USA Cycling COVID-19 Guidance

The following message will be going out to all organizers that permitted in 2019, or so far in 2020, today.  This message builds on what we sent to everyone on this list earlier this week:

The novel coronavirus COVID-19 has resulted in impacts to everyday lives around the world, as well as businesses, travel and events. USA Cycling has received several inquiries revolving around how the cycling community can cope with these impacts.

Due to the wide-ranging events and jurisdictions involved, USA Cycling is not pre-emptively requiring the postponement or cancellation of events. Rather it is up to each event organizer to work with their local government agencies and health providers to determine the risk associated with their event. USA Cycling policies and regulations never override civil laws, regulations and policies.

Organizers who are concerned that their event will be impacted should contact their USA Cycling Event Service Coordinator or Event Service Regional Manager, all of whom are prepared to assist in the case that events need to be rescheduled, postponed or if necessary cancelled.

Guidance for Event Organizers and Participants
Event organizers, participants, volunteers and staff are advised to follow the guidance set out by their local Health Departments as well as the Centers for Disease Control (CDC). Many of these common-sense guidelines are good practice at all times – and also prevent common illnesses such as influenza.

  • Follow basic hygiene procedures as outlined by the CDC on their website.
  • Event Organizers should review the specific event suggestions made by the CDC here.

Organizers should also consult with their event medical team to ensure the following:

  • There is a plan with event medical in case anyone appears with symptoms at the event
  • That all responders have appropriate personal protective equipment
  • All parties are familiar with the various decision makers and have all contact information required
  • The medical team conducts an event briefing with all stakeholders

Event staff should also contact their local health department or other government agencies for any specific restrictions or guidelines in their jurisdiction.

Cycling Specific Examples
After reviewing the information in the links above, consider how you can make your event safer.
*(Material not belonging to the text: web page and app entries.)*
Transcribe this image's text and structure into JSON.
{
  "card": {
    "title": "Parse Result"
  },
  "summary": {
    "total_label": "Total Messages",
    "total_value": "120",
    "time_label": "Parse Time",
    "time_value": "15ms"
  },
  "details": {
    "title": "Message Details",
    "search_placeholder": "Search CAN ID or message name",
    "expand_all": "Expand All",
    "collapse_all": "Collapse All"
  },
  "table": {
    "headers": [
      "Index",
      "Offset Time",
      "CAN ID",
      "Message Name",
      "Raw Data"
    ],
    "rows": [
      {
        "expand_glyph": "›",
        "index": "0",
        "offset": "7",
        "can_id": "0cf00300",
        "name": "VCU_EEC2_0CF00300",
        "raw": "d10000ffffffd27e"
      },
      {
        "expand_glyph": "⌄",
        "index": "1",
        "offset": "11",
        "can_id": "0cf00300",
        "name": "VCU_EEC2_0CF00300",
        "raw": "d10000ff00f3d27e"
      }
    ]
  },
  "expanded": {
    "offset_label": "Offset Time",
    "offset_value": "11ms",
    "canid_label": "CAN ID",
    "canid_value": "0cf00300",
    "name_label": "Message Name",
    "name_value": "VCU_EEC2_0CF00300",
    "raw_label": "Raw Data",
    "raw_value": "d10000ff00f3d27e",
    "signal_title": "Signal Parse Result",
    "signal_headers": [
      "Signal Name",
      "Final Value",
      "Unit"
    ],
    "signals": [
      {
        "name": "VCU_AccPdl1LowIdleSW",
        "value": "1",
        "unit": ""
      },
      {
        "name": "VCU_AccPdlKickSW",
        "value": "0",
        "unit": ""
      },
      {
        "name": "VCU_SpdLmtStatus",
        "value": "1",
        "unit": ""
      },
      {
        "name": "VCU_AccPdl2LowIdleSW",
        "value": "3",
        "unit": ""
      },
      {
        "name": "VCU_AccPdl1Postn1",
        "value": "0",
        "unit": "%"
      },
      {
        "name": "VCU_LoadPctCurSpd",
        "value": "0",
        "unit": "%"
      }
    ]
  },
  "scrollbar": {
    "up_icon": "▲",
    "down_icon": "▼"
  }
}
Below are just a few examples to point out the types of situations we see in our sport. Think about how you can integrate the suggestions made by the CDC into the specific requirements of your event. Examples:

Riders at a Gran Fondo stop at an aid station to refill bottles out of large water containers and take food from trays.

Consider alternative methods to having each rider putting hands on a cooler. Alternatives could be individual bottles of water or a running faucet. Instead of riders reaching for communal food on trays, food may be set out in individual containers (ie. small cups). As outlined by the CDC, provide plenty of prevention supplies available for riders, staff and volunteers and train these parties in its proper use.

A volunteer/staff member comes to your event with symptoms.

No matter the cause, volunteers or staff with symptoms of any contagious illness should be released from duty and sent home or to seek appropriate care.

A volunteer holds all riders at the start of a road time trial.

Consider having all riders start with a foot on the ground instead.

Riders are required to “sign in” on a sheet before the start of your race.

Instead have the riders advise a designated official or volunteer of their verbal “sign in” and have the single commissaire or volunteer mark them off on a sheet.

Riders are required to have bicycles checked and/or measured.

In the interim, USA Cycling is authorizing visual inspections to reduce touching of equipment passed between riders, mechanics and officials.

Stuart Lamp
Director of Event Services
USA Cycling